> [PROMPT] Line count for "Տույժեր": tally the lines of the records below that contain it, and give only that number.

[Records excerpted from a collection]
□ □ □

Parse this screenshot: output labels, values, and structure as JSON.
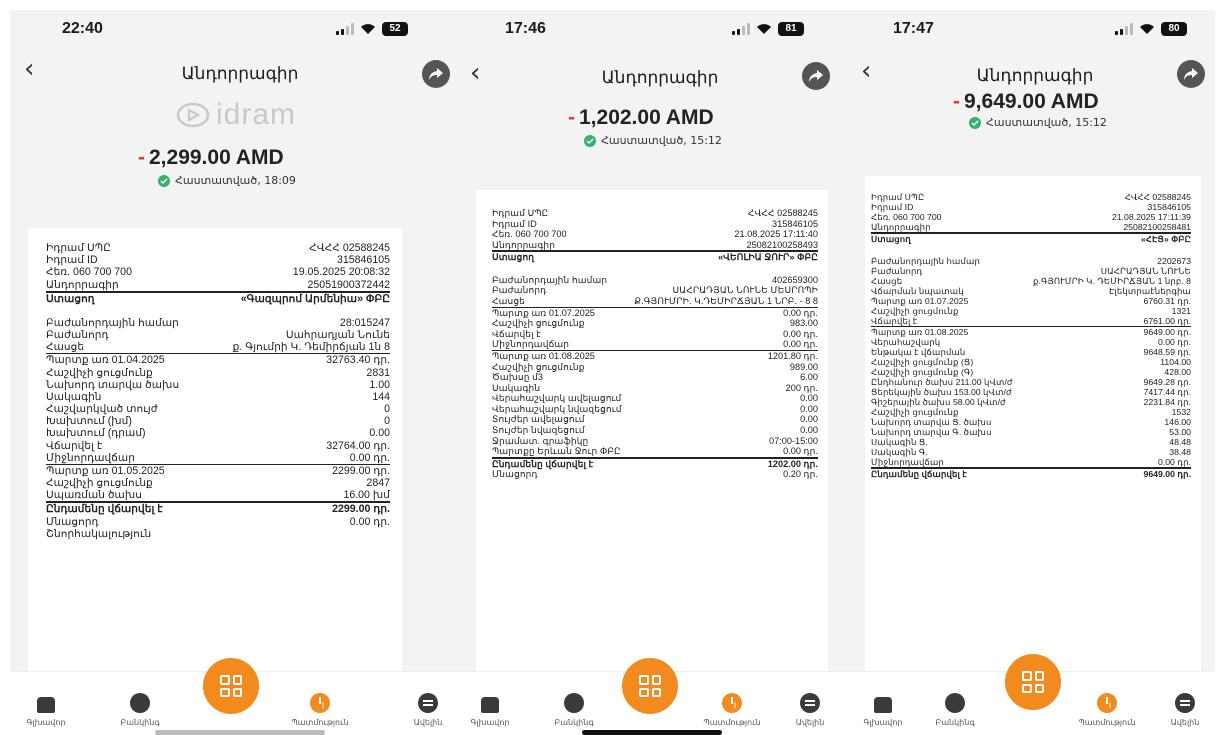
{
  "screens": [
    {
      "status": {
        "time": "22:40",
        "battery": "52"
      },
      "title": "Անդորրագիր",
      "brand": "idram",
      "amount": {
        "sign": "-",
        "value": "2,299.00 AMD"
      },
      "confirmation": "Հաստատված, 18:09",
      "rows": [
        {
          "k": "Իդրամ ՍՊԸ",
          "v": "ՀՎՀՀ 02588245"
        },
        {
          "k": "Իդրամ ID",
          "v": "315846105"
        },
        {
          "k": "Հեռ. 060 700 700",
          "v": "19.05.2025 20:08:32"
        },
        {
          "k": "Անդորրագիր",
          "v": "25051900372442"
        },
        {
          "k": "Ստացող",
          "v": "«Գազպրոմ Արմենիա» ՓԲԸ"
        },
        {
          "k": "Բաժանորդային համար",
          "v": "28:015247"
        },
        {
          "k": "Բաժանորդ",
          "v": "Սահրադյան Նունե"
        },
        {
          "k": "Հասցե",
          "v": "ք. Գյումրի Կ. Դեմիրճյան 1ն 8"
        },
        {
          "k": "Պարտք առ 01.04.2025",
          "v": "32763.40 դր."
        },
        {
          "k": "Հաշվիչի ցուցմունք",
          "v": "2831"
        },
        {
          "k": "Նախորդ տարվա ծախս",
          "v": "1.00"
        },
        {
          "k": "Սակագին",
          "v": "144"
        },
        {
          "k": "Հաշվարկված տույժ",
          "v": "0"
        },
        {
          "k": "Խախտում (խմ)",
          "v": "0"
        },
        {
          "k": "Խախտում (դրամ)",
          "v": "0.00"
        },
        {
          "k": "Վճարվել է",
          "v": "32764.00 դր."
        },
        {
          "k": "Միջնորդավճար",
          "v": "0.00 դր."
        },
        {
          "k": "Պարտք առ 01.05.2025",
          "v": "2299.00 դր."
        },
        {
          "k": "Հաշվիչի ցուցմունք",
          "v": "2847"
        },
        {
          "k": "Սպառման ծախս",
          "v": "16.00 խմ"
        },
        {
          "k": "Ընդամենը վճարվել է",
          "v": "2299.00 դր."
        },
        {
          "k": "Մնացորդ",
          "v": "0.00 դր."
        },
        {
          "k": "Շնորհակալություն",
          "v": ""
        }
      ]
    },
    {
      "status": {
        "time": "17:46",
        "battery": "81"
      },
      "title": "Անդորրագիր",
      "amount": {
        "sign": "-",
        "value": "1,202.00 AMD"
      },
      "confirmation": "Հաստատված, 15:12",
      "rows": [
        {
          "k": "Իդրամ ՍՊԸ",
          "v": "ՀՎՀՀ 02588245"
        },
        {
          "k": "Իդրամ ID",
          "v": "315846105"
        },
        {
          "k": "Հեռ. 060 700 700",
          "v": "21.08.2025 17:11:40"
        },
        {
          "k": "Անդորրագիր",
          "v": "25082100258493"
        },
        {
          "k": "Ստացող",
          "v": "«ՎԵՈԼԻԱ ՋՈՒՐ» ՓԲԸ"
        },
        {
          "k": "Բաժանորդային համար",
          "v": "402659300"
        },
        {
          "k": "Բաժանորդ",
          "v": "ՍԱՀՐԱԴՅԱՆ ՆՈՒՆԵ ՄԵՍՐՈՊԻ"
        },
        {
          "k": "Հասցե",
          "v": "Ք.ԳՅՈՒՄՐԻ. Կ.ԴԵՄԻՐՃՅԱՆ 1 ՆՐԲ. - 8 8"
        },
        {
          "k": "Պարտք առ 01.07.2025",
          "v": "0.00 դր."
        },
        {
          "k": "Հաշվիչի ցուցմունք",
          "v": "983.00"
        },
        {
          "k": "Վճարվել է",
          "v": "0.00 դր."
        },
        {
          "k": "Միջնորդավճար",
          "v": "0.00 դր."
        },
        {
          "k": "Պարտք առ 01.08.2025",
          "v": "1201.80 դր."
        },
        {
          "k": "Հաշվիչի ցուցմունք",
          "v": "989.00"
        },
        {
          "k": "Ծախսը մ3",
          "v": "6.00"
        },
        {
          "k": "Սակագին",
          "v": "200 դր."
        },
        {
          "k": "Վերահաշվարկ ավելացում",
          "v": "0.00"
        },
        {
          "k": "Վերահաշվարկ նվազեցում",
          "v": "0.00"
        },
        {
          "k": "Տույժեր ավելացում",
          "v": "0.00"
        },
        {
          "k": "Տույժեր նվազեցում",
          "v": "0.00"
        },
        {
          "k": "Ջրամատ. գրաֆիկը",
          "v": "07:00-15:00"
        },
        {
          "k": "Պարտքը Երևան Ջուր ՓԲԸ",
          "v": "0.00 դր."
        },
        {
          "k": "Ընդամենը վճարվել է",
          "v": "1202.00 դր."
        },
        {
          "k": "Մնացորդ",
          "v": "0.20 դր."
        }
      ]
    },
    {
      "status": {
        "time": "17:47",
        "battery": "80"
      },
      "title": "Անդորրագիր",
      "amount": {
        "sign": "-",
        "value": "9,649.00 AMD"
      },
      "confirmation": "Հաստատված, 15:12",
      "rows": [
        {
          "k": "Իդրամ ՍՊԸ",
          "v": "ՀՎՀՀ 02588245"
        },
        {
          "k": "Իդրամ ID",
          "v": "315846105"
        },
        {
          "k": "Հեռ. 060 700 700",
          "v": "21.08.2025 17:11:39"
        },
        {
          "k": "Անդորրագիր",
          "v": "25082100258481"
        },
        {
          "k": "Ստացող",
          "v": "«ՀԷՑ» ՓԲԸ"
        },
        {
          "k": "Բաժանորդային համար",
          "v": "2202673"
        },
        {
          "k": "Բաժանորդ",
          "v": "ՍԱՀՐԱԴՅԱՆ ՆՈՒՆԵ"
        },
        {
          "k": "Հասցե",
          "v": "ք.ԳՅՈՒՄՐԻ Կ. ԴԵՄԻՐՃՅԱՆ 1 նրբ. 8"
        },
        {
          "k": "Վճարման նպատակ",
          "v": "Էլեկտրաէներգիա"
        },
        {
          "k": "Պարտք առ 01.07.2025",
          "v": "6760.31 դր."
        },
        {
          "k": "Հաշվիչի ցուցմունք",
          "v": "1321"
        },
        {
          "k": "Վճարվել է",
          "v": "6761.00 դր."
        },
        {
          "k": "Պարտք առ 01.08.2025",
          "v": "9649.00 դր."
        },
        {
          "k": "Վերահաշվարկ",
          "v": "0.00 դր."
        },
        {
          "k": "Ենթակա է վճարման",
          "v": "9648.59 դր."
        },
        {
          "k": "Հաշվիչի ցուցմունք (Ց)",
          "v": "1104.00"
        },
        {
          "k": "Հաշվիչի ցուցմունք (Գ)",
          "v": "428.00"
        },
        {
          "k": "Ընդհանուր ծախս 211.00 կՎտ/ժ",
          "v": "9649.28 դր."
        },
        {
          "k": "Ցերեկային ծախս 153.00 կՎտ/ժ",
          "v": "7417.44 դր."
        },
        {
          "k": "Գիշերային ծախս 58.00 կՎտ/ժ",
          "v": "2231.84 դր."
        },
        {
          "k": "Հաշվիչի ցուցմունք",
          "v": "1532"
        },
        {
          "k": "Նախորդ տարվա Ց. ծախս",
          "v": "146.00"
        },
        {
          "k": "Նախորդ տարվա Գ. ծախս",
          "v": "53.00"
        },
        {
          "k": "Սակագին Ց.",
          "v": "48.48"
        },
        {
          "k": "Սակագին Գ.",
          "v": "38.48"
        },
        {
          "k": "Միջնորդավճար",
          "v": "0.00 դր."
        },
        {
          "k": "Ընդամենը վճարվել է",
          "v": "9649.00 դր."
        }
      ]
    }
  ],
  "tabs": {
    "home": "Գլխավոր",
    "banking": "Բանկինգ",
    "history": "Պատմություն",
    "more": "Ավելին"
  },
  "icons": {
    "back": "chevron-left-icon",
    "share": "share-arrow-icon",
    "qr": "qr-code-icon",
    "home": "home-icon",
    "banking": "bank-icon",
    "history": "clock-icon",
    "more": "menu-icon"
  },
  "colors": {
    "minus": "#e53935",
    "accent": "#f28a1e",
    "confirm": "#34b36b"
  }
}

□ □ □

> [EXERCISE OUTPUT] 2